We often hear that Ireland has a low divorce rate compared to the rest of Europe and particularly to the UK. This is correct, but we can’t afford to be complacent because for every four couples who marry in Ireland each year, roughly one couple go their separate ways. That is probably higher than many people realise.
In order get a clear picture of marriage breakdown in Ireland we need to add together the number of people who applied for divorce to the number who applied for a judicial separation. There will be some overlap between the two because some people who apply for divorce in a given year might have previously been legally separated, but it brings us closer to the true situation than looking at divorce only.
In 2016, there were 4,179 applications for divorce, 1,353 applications for separation and 33 applications for nullity. 5,565 applications overall.
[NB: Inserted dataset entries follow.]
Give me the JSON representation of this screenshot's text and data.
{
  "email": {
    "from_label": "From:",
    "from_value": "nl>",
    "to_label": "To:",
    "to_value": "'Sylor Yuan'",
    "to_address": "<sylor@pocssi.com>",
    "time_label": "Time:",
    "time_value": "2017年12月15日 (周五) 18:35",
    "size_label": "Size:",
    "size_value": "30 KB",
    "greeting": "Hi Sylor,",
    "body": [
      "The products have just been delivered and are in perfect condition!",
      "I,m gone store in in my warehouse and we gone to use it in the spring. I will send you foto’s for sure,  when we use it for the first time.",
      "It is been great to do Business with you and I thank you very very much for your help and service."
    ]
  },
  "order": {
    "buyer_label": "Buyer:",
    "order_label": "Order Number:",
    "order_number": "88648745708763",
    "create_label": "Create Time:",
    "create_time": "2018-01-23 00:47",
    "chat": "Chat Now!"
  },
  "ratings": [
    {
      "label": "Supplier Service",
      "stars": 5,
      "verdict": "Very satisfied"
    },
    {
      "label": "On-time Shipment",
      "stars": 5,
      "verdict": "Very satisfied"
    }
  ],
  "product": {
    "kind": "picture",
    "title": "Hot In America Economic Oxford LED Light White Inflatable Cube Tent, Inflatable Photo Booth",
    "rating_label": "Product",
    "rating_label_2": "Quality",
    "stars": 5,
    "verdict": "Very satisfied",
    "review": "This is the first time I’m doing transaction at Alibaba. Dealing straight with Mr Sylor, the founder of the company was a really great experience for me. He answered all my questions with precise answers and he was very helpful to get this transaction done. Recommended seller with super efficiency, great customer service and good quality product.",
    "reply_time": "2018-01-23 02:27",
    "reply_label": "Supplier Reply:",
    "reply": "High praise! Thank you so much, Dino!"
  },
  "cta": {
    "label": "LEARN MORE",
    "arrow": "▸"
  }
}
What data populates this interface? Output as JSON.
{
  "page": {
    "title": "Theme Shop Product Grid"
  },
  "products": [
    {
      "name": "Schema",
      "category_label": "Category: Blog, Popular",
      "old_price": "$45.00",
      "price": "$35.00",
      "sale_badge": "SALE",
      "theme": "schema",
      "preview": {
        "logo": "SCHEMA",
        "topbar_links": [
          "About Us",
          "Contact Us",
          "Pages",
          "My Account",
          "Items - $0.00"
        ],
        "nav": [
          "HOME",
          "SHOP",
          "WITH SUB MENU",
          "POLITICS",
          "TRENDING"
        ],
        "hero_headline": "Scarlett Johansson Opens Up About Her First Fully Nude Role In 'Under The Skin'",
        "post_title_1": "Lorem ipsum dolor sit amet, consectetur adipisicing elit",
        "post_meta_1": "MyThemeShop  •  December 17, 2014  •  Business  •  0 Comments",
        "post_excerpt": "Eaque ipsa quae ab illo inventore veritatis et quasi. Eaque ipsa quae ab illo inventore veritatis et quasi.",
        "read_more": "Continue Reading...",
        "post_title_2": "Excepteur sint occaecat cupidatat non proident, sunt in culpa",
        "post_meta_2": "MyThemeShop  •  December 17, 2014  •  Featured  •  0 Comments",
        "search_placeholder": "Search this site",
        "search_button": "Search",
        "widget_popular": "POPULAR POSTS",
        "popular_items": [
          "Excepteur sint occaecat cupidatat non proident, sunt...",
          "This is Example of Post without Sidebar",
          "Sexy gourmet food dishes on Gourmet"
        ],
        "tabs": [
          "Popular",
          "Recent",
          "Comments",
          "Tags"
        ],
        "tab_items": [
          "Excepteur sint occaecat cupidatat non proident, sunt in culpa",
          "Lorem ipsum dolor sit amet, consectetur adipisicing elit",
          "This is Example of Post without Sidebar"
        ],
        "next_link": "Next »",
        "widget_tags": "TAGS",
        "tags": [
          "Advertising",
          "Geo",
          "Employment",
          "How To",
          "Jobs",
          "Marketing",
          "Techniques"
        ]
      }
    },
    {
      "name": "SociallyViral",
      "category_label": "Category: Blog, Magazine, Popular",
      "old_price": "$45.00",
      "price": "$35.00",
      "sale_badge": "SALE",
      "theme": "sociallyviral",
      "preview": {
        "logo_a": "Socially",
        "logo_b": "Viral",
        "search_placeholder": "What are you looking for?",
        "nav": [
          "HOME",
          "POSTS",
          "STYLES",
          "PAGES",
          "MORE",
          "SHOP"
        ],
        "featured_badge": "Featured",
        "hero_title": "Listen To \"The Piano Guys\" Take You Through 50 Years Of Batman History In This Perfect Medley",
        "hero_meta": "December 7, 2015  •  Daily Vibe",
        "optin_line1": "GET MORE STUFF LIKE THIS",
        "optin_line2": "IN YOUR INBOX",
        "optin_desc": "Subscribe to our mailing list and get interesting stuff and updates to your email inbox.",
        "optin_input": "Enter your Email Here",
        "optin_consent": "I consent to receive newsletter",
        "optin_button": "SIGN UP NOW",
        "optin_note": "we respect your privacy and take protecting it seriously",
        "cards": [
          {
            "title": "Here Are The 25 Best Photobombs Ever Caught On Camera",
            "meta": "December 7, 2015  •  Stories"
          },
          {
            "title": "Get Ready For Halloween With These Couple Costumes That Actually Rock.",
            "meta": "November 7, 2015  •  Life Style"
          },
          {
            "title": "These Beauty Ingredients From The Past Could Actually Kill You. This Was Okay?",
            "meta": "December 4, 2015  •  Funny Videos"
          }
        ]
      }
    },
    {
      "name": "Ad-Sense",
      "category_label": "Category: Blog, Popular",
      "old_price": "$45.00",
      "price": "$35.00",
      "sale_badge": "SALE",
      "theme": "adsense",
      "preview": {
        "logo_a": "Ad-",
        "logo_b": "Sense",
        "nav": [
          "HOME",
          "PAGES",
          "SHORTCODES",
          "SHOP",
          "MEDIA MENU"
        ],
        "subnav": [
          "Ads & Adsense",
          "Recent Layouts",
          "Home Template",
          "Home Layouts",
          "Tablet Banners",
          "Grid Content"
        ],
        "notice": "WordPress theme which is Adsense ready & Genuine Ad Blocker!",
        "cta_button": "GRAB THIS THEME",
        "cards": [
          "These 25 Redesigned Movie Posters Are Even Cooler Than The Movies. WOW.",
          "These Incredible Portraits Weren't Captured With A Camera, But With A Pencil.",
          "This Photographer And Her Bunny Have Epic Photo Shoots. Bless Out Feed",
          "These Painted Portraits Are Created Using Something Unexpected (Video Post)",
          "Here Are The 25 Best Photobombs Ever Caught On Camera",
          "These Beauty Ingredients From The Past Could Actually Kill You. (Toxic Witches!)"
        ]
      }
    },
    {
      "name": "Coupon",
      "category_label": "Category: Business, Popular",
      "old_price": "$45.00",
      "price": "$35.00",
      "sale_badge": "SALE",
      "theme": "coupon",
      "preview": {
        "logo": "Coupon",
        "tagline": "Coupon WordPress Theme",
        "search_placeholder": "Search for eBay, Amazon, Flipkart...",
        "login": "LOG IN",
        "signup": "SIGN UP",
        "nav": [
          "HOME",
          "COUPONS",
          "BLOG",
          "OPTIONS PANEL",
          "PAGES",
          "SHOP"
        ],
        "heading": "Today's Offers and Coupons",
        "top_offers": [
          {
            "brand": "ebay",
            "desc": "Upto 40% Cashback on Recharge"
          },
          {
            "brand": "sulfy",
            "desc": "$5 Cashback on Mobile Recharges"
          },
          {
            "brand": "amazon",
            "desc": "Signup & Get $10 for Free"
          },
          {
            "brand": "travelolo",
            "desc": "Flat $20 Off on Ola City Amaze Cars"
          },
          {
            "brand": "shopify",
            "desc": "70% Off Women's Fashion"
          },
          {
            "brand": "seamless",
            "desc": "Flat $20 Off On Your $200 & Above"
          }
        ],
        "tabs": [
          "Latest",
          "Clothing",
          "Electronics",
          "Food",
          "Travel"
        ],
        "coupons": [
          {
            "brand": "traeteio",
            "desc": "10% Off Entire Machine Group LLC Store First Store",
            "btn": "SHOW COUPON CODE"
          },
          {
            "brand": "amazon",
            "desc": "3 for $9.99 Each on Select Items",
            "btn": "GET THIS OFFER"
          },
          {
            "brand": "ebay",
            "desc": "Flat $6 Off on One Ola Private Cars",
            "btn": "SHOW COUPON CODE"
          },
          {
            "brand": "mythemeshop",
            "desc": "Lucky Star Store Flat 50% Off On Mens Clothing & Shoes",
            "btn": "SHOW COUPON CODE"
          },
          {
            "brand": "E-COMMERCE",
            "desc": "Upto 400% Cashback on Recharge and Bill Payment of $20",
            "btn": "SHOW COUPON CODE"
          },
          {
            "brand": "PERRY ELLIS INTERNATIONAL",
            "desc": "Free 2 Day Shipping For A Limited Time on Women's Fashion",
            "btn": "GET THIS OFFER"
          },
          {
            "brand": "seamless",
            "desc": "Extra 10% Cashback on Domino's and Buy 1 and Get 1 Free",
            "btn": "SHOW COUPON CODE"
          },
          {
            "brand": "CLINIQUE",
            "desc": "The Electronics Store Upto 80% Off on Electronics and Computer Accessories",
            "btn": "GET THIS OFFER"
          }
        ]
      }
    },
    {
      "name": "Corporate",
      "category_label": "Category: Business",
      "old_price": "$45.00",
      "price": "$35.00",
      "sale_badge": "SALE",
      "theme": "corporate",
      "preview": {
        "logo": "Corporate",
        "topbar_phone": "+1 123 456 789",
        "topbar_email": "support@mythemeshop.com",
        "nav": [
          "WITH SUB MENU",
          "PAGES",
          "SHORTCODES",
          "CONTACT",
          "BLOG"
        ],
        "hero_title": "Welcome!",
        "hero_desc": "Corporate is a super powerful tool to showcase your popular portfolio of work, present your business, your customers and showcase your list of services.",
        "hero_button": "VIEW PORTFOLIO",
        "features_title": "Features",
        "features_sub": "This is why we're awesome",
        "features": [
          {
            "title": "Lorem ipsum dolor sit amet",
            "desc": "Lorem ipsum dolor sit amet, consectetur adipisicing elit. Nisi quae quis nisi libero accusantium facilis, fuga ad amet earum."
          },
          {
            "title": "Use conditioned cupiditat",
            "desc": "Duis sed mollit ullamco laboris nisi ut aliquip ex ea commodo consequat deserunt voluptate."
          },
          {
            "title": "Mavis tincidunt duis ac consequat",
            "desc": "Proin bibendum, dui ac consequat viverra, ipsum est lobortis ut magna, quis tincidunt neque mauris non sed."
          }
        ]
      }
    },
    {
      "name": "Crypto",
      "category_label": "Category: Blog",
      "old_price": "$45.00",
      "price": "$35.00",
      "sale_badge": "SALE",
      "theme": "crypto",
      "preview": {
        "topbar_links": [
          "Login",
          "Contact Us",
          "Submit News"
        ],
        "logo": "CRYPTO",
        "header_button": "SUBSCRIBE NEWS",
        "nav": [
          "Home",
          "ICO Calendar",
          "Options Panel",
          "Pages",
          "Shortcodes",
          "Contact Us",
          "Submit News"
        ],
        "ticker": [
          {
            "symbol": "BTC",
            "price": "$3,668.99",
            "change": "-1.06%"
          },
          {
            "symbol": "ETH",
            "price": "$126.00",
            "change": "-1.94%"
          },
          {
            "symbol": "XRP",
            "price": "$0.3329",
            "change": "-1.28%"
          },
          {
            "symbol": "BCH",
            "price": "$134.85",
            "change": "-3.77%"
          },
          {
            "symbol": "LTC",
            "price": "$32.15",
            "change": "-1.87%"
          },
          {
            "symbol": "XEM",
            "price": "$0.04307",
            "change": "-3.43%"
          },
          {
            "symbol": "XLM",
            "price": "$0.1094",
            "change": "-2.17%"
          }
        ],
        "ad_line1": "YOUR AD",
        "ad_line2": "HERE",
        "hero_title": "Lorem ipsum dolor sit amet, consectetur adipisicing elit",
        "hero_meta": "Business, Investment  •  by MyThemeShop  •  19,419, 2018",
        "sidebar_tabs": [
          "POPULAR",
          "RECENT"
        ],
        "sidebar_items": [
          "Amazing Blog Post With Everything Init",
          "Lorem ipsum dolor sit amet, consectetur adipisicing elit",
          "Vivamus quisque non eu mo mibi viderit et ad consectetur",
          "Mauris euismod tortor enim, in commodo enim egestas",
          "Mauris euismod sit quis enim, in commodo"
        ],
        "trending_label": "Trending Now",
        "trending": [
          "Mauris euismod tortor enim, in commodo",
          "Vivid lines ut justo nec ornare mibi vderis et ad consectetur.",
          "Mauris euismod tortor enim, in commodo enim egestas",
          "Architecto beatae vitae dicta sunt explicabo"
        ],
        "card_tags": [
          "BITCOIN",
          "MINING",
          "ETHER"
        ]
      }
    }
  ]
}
When compared with the number of marriages in the same year (21,570), we see one application every 3.87 marriages. Roughly, more than one marriage breakdown for every four new marriages. This is definitively not a good sign. The ratio was 4.06 in 2004 and 4.14 in 2010, which means that family breakdown is growing, and it has never been so extended.
The crude marriage rate (number of marriage per 1,000 persons per annum) for Ireland was 4.8 in 2016. It was 5.2 in 2004 and 4.3 in 2011 when, during the recession, it reached its lowest level on record. Even if fluctuating, the overall trend shows a continuous reduction of the number of people who are getting married. In the early 1970s the figure exceeded seven at one point.
The crude divorce rate is calculated on the number of people who get divorce in a year out of 1,000 persons, and it was 0.6 in 2013. If you add in separations the figure moves closed to 1.0.
Let’s now compare Ireland to our neighbours.
In England and Wales in 2014 (latest available figures) there were 113,296 petitions for divorce or nullity, and 247,372 marriages. A ratio of 2.18. This means that for every two new families which are started, one is broken. That is twice the Irish figure, but the British figure is very high indeed.
The crude marriage rate in 2013 was 4.3 per 1,000 persons, and this is not significantly different from Ireland where, in that same year, it was 4.5.
The crude divorce rate (number of divorces in a year out of 1,000 people) has decreased from 2.8 in 2004 to 2.0 in 2013 but this trend is a necessary consequence of the fact that less people are getting married and more are cohabiting.
Ireland is becoming very much similar to our neighbours in terms of number of people who get married, which is to say, the marriage rate is low. On the other side, marriage breakdowns have not reached the British levels by any means but, as mentioned, there is zero room for complacency. In absolute terms, a lot of people in Ireland are suffering broken marriages.
Office for National Statistics